Below is a complete copy of “Making the Invisible Visible” which was a booklet collected and edited by a community group of practitioners, of which I was privileged to be a part. Our original purpose was to present stories and life experiences of practitioners of color to the Teachers of Buddhism in the West Conference held at Spirit Rock in June of 2002. His Holiness the Dalai Lama was in attendance and was presented a copy of this document.
An interesting booklet filled with personal experiences and critical essays of racism in Zen/Buddhist centers written by practitioners of color. Along with Stuart Lachs article “Dressing the Donkey with Bells and Scarves” (link on my Zen page) this is good reading for anyone starting Buddhist practice that thinks it will be any different that other religions in this aspect.
I particularly liked Section Three: Practical Suggestions and Strategies
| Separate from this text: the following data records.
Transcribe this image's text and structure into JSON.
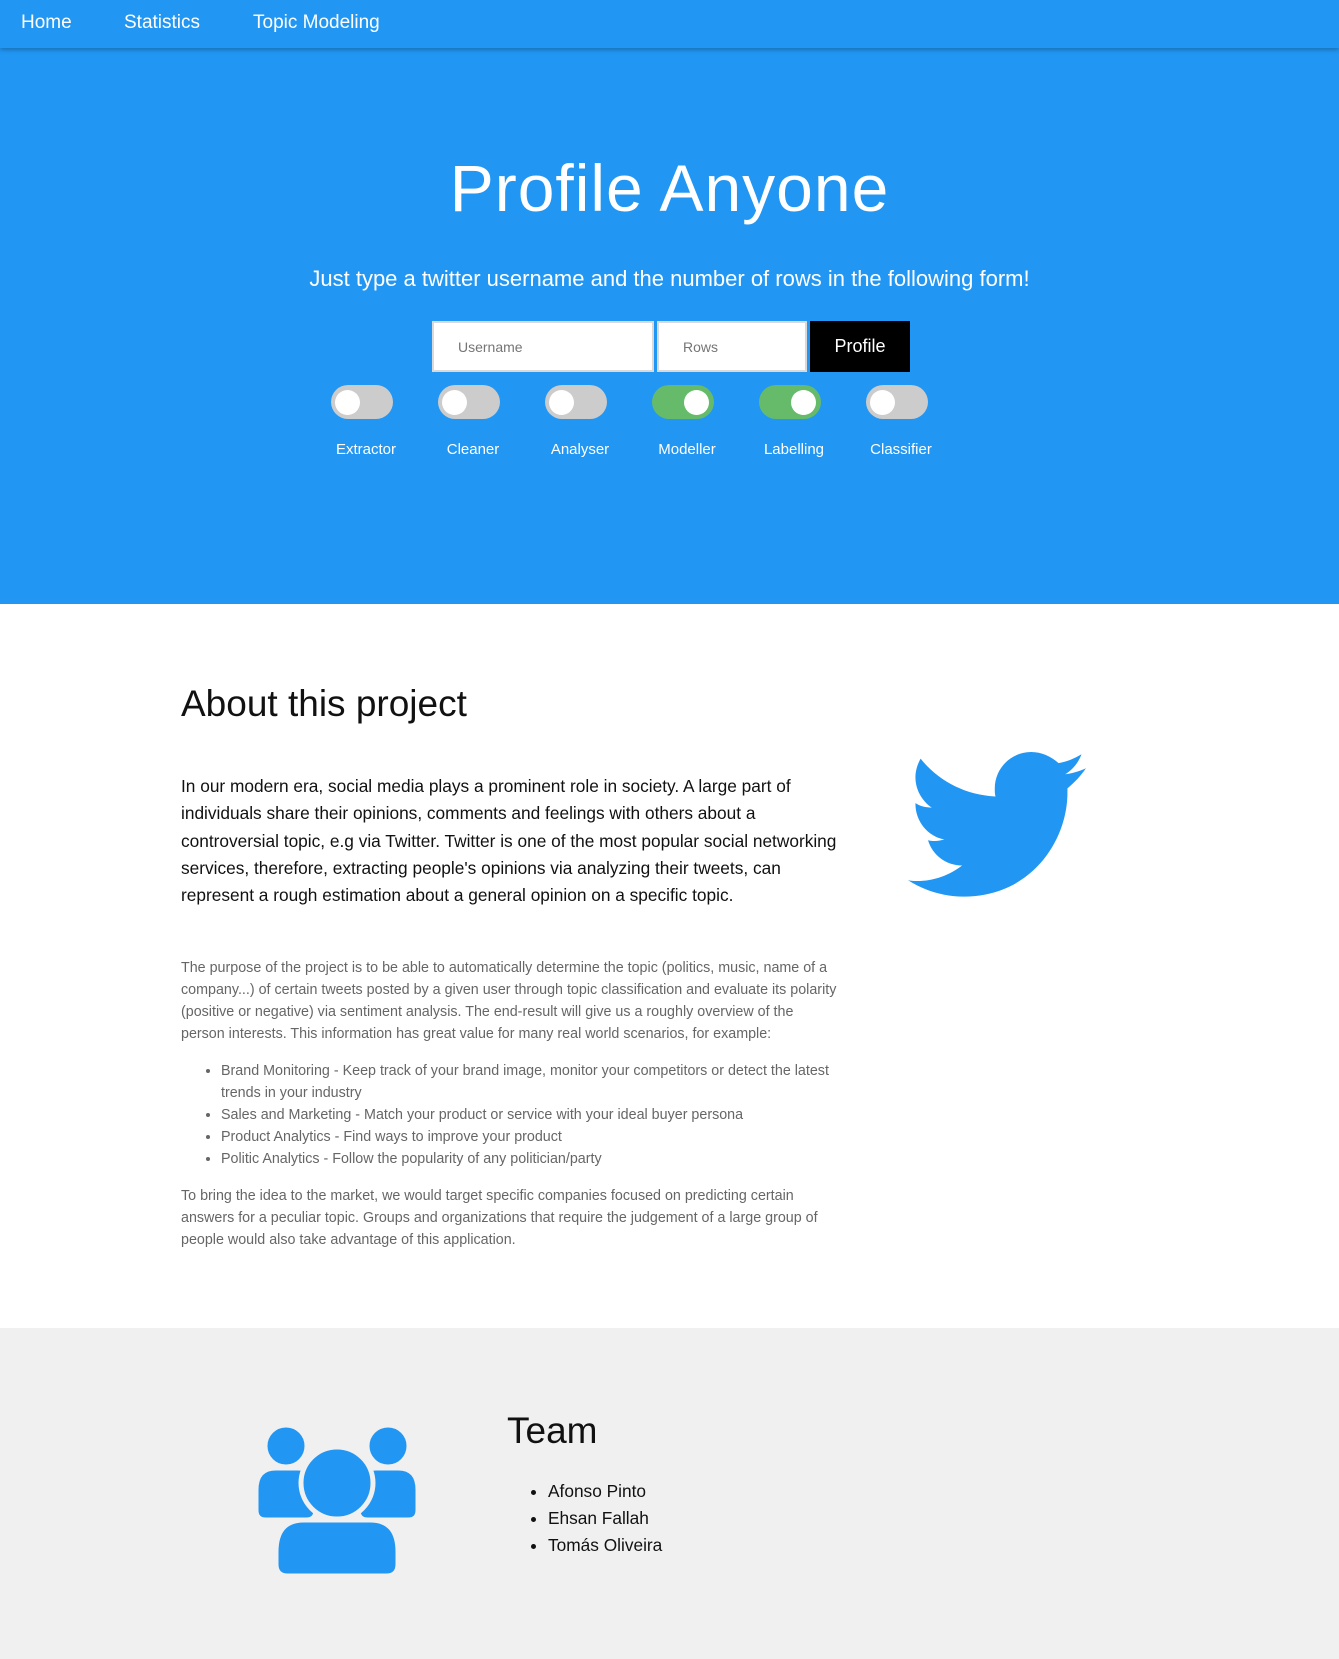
{
  "nav": {
    "items": [
      "Home",
      "Statistics",
      "Topic Modeling"
    ]
  },
  "hero": {
    "title": "Profile Anyone",
    "subtitle": "Just type a twitter username and the number of rows in the following form!",
    "username_placeholder": "Username",
    "rows_placeholder": "Rows",
    "profile_button": "Profile",
    "toggles": [
      {
        "label": "Extractor",
        "on": false
      },
      {
        "label": "Cleaner",
        "on": false
      },
      {
        "label": "Analyser",
        "on": false
      },
      {
        "label": "Modeller",
        "on": true
      },
      {
        "label": "Labelling",
        "on": true
      },
      {
        "label": "Classifier",
        "on": false
      }
    ]
  },
  "about": {
    "title": "About this project",
    "lead": "In our modern era, social media plays a prominent role in society. A large part of individuals share their opinions, comments and feelings with others about a controversial topic, e.g via Twitter. Twitter is one of the most popular social networking services, therefore, extracting people's opinions via analyzing their tweets, can represent a rough estimation about a general opinion on a specific topic.",
    "purpose": "The purpose of the project is to be able to automatically determine the topic (politics, music, name of a company...) of certain tweets posted by a given user through topic classification and evaluate its polarity (positive or negative) via sentiment analysis. The end-result will give us a roughly overview of the person interests. This information has great value for many real world scenarios, for example:",
    "examples": [
      "Brand Monitoring - Keep track of your brand image, monitor your competitors or detect the latest trends in your industry",
      "Sales and Marketing - Match your product or service with your ideal buyer persona",
      "Product Analytics - Find ways to improve your product",
      "Politic Analytics - Follow the popularity of any politician/party"
    ],
    "market": "To bring the idea to the market, we would target specific companies focused on predicting certain answers for a peculiar topic. Groups and organizations that require the judgement of a large group of people would also take advantage of this application.",
    "icon": "twitter-bird-icon"
  },
  "team": {
    "title": "Team",
    "members": [
      "Afonso Pinto",
      "Ehsan Fallah",
      "Tomás Oliveira"
    ],
    "icon": "users-group-icon"
  },
  "colors": {
    "brand_blue": "#2196f3",
    "toggle_on": "#66bb6a",
    "toggle_off": "#cccccc",
    "team_bg": "#f0f0f0"
  }
}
This section was written primarily by European American practitioners from varied Buddhist traditions with feedback from Buddhist practitioners of color. One intention was to acknowledge that work in Diversity and Racism is the joint responsibility of European Americans and Communities of Color.
This section outlines several practical and easy steps for any sangha (large or small) to follow to increase diversity and bring the topics of racism and exclusivity to the forefront (usually it hangs in the background). These strategies are open for any Buddhist Periodicals to peruse as well, particularly
Facilitate People of Color to take on teaching, administrative, board and staff positions
and my favorite…
Create a forum in your sangha where practitioners can express their views and feelings on what it is like to be a part of your sangha
I hope that most of these Buddhist blogs, online resources and social networking sites can be a way of doing this.
PS ~ another article I found was Widening the Circle: Black Communities and Western Buddhist Convert Sanghas by Sharon Smith in the Journal of Buddhist Ethics.